    And with schools being judged by test scores, athletic championships, and college acceptance rates, isn’t there a certain dampeninging effect on the desire to strongly punish cheaters?

  10. D*mn inmates are in charge of the asylum, that’s the problem.

  11. Do they want to live in a world where you have to count your change every time you buy something, for example?

    Given the standard amount of arithmetic most people know, we already live in that world – cheating or no cheating. *sighs*

  12. jeff wright says:

    > I’d like to think that some students are mature enough to consider how the world works, and how they will fit into it.

    PJ, I always enjoy your posts: articulate, informative and usually right on target (of course, I usually agree with you). But this time, I fear you’re being hopelessly naive. Those kids don’t give a shit, their parents don’t give a shit, and, all too often, their teachers don’t give a shit. They will shamelessly cut every corner they can and not understand why you or I might find it wrong. Check the rewards for integrity and then check the number of people of questionable integrity who thrive in our society. Case in point: the hero Pete Rose.

  13. Actually I’m surprised at how good the US is at preventing cheating and corruption. Many people I know from both Western and Eastern Europe say cheating was normal and “honorable” in their schools. One German said they thought students should help other students. In some countries, teachers can be bought.

    My friend from Eastern Europe was shocked to find that American professors (at least at University) do not accept cash to raise grades. That corruption of that sort is an extremely serious offense that would utterly destroy a career. She said at her university (where teachers are paid $300 a month) profs can earn thousands a year in payola.

    Not saying cheating in high schools isn’t disgusting, but giving a moment of thanks that we care so much about this problem still.

  14. PJ/Maryland says:

    But this time, I fear you’re being hopelessly naive. Those kids don’t give a shit, their parents don’t give a shit, and, all too often, their teachers don’t give a shit. They will shamelessly cut every corner they can and not understand why you or I might find it wrong. Check the rewards for integrity and then check the number of people of questionable integrity who thrive in our society. Case in point: the hero Pete Rose.

    Well, as I said, I don’t know much about speaking to high schoolers. But these kids are going out into the world in a year or two (if you count college as “the world”), and they will be running society at some point. It’d be nice if some of them were willing to think ahead and consider that actions that might benefit them in the short run will cause serious problems in the long run. (Like, keep them out of the Hall of Fame.)

    BTW, I always like the world “integrity”, which has its root in “wholeness”. If I can go off-topic, one of the things that always irritated me about both Clintons was the feeling that their public faces were masks, a huge contrast to someone like Jimmy Carter.
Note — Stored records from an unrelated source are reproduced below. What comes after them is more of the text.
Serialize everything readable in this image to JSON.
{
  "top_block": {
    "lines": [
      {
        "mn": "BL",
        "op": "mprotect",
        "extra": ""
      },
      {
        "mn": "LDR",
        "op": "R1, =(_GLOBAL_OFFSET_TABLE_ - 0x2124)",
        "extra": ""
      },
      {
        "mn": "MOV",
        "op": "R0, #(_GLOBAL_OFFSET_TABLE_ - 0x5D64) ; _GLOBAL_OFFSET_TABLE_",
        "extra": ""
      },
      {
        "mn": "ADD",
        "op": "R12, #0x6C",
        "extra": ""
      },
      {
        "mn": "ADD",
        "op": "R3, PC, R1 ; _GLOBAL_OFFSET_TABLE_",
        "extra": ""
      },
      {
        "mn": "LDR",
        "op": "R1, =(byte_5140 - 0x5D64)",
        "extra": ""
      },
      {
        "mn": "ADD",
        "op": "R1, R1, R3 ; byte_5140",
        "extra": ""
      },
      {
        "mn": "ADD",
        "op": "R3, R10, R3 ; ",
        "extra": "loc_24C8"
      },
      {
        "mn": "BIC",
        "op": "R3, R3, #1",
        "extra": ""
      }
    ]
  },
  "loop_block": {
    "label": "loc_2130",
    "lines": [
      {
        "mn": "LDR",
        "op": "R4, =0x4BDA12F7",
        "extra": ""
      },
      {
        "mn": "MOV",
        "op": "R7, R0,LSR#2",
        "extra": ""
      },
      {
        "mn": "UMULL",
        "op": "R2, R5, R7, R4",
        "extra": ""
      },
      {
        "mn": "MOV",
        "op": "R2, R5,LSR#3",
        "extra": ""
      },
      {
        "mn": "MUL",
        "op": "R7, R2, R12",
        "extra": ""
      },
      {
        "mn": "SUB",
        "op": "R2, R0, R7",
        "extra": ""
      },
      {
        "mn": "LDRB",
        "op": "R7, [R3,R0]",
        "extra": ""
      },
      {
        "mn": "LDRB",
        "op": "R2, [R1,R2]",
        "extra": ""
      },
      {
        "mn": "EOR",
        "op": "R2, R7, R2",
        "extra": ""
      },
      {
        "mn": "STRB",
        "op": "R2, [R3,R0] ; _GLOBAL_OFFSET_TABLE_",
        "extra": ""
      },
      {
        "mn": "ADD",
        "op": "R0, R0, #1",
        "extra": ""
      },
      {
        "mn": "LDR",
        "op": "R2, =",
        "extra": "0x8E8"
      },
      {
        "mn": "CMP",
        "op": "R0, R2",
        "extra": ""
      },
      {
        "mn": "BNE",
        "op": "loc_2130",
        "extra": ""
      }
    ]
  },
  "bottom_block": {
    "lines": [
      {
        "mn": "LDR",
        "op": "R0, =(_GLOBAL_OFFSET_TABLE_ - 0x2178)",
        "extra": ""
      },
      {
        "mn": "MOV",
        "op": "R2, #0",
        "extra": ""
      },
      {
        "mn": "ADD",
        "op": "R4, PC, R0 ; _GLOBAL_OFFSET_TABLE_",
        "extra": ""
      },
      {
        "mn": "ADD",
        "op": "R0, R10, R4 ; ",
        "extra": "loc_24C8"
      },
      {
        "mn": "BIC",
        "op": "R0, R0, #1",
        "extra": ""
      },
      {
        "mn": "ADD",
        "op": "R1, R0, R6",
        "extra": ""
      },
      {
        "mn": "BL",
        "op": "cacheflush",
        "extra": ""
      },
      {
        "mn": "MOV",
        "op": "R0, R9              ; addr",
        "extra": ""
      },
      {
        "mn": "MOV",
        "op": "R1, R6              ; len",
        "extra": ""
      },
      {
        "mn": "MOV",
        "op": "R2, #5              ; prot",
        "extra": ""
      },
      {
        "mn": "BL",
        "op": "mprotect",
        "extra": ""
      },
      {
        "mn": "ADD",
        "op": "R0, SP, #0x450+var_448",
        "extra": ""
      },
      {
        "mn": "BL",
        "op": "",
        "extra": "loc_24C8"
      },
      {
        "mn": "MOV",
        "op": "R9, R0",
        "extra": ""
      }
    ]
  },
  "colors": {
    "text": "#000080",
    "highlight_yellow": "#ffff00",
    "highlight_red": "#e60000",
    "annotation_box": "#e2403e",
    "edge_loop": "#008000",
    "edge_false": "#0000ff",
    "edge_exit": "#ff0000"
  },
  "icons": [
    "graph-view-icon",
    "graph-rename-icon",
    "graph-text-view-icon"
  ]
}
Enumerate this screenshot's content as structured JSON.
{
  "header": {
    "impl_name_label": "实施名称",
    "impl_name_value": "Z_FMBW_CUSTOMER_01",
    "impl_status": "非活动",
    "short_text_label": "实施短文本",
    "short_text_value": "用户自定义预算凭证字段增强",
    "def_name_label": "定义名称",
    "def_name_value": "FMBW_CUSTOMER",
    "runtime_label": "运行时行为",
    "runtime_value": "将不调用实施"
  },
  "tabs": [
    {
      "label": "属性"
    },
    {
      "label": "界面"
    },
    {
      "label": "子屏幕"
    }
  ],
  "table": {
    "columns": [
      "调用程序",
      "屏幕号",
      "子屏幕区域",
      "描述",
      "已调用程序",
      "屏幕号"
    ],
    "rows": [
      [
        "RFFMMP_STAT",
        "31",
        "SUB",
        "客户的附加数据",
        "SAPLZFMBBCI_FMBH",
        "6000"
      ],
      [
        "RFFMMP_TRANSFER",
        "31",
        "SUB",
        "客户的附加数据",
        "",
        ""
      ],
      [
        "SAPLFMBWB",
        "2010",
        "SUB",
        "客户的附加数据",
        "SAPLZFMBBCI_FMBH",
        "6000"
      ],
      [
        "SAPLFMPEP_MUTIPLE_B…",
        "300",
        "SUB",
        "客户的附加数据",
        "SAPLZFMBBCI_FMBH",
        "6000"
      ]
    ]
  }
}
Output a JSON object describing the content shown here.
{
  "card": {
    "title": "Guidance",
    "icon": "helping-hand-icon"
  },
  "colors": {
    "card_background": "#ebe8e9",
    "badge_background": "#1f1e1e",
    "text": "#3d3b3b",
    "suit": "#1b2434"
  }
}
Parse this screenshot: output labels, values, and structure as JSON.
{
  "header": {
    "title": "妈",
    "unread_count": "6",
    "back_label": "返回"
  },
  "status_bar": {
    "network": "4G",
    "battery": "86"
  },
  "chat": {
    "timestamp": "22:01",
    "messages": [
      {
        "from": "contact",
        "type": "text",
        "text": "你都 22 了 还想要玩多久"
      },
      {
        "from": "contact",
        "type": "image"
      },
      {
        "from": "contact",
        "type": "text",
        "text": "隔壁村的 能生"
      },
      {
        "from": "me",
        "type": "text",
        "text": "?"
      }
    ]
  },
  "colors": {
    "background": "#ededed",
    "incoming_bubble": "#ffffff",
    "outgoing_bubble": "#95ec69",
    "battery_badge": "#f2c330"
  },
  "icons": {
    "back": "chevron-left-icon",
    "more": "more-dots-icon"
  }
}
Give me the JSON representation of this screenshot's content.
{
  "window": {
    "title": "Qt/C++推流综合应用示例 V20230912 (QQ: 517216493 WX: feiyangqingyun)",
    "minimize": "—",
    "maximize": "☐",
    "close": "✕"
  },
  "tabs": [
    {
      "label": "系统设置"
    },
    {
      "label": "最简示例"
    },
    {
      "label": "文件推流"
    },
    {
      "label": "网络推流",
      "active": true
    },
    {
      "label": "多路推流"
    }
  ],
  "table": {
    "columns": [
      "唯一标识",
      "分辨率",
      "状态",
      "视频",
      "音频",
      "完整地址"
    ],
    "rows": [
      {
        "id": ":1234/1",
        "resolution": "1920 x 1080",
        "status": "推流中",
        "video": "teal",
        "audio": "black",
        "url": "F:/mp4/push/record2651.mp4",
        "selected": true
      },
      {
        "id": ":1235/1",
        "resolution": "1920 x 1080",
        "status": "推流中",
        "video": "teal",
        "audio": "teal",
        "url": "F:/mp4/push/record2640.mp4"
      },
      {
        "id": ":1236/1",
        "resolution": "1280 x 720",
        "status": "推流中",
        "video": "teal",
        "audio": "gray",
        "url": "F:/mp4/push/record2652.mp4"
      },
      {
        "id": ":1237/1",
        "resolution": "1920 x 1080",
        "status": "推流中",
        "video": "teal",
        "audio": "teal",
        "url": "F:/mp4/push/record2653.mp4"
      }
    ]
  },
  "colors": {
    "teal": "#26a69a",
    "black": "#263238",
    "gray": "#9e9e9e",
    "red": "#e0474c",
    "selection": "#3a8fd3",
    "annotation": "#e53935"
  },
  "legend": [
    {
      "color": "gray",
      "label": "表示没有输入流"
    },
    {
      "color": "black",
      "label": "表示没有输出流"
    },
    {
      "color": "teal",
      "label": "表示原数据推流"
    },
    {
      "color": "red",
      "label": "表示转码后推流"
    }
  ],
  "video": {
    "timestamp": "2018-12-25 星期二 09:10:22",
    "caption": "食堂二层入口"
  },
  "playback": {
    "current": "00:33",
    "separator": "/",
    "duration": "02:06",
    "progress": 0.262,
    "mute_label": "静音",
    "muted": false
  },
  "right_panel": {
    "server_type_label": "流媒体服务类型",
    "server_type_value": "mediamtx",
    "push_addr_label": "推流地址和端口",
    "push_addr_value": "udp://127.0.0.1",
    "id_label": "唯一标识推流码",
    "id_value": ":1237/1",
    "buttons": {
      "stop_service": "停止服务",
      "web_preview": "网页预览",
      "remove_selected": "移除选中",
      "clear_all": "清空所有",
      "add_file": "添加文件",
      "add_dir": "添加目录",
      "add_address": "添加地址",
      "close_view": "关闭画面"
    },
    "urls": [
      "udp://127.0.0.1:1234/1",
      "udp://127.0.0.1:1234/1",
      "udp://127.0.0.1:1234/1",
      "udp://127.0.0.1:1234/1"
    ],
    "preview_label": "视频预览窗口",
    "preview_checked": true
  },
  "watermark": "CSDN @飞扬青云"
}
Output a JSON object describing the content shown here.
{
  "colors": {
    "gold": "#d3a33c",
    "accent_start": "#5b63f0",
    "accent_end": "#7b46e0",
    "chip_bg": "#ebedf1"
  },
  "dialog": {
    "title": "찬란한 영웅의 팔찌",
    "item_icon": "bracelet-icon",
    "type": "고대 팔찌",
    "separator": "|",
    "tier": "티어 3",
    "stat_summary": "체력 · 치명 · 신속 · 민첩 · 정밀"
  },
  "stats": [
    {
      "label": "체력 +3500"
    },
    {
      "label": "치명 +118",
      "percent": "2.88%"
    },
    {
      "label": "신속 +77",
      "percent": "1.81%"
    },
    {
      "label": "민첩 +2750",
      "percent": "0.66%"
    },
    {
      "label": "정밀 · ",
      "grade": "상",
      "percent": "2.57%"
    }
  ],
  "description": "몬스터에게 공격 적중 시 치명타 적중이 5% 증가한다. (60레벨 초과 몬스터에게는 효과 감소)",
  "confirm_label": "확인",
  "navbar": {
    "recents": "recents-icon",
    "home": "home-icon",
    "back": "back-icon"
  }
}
Of course, integrity can be over-rated (Clinton was obviously a more successful president than Carter), but I’d rather have lower grades myself and know that everyone else’s grade refects their knowledge rather than their cheating ability.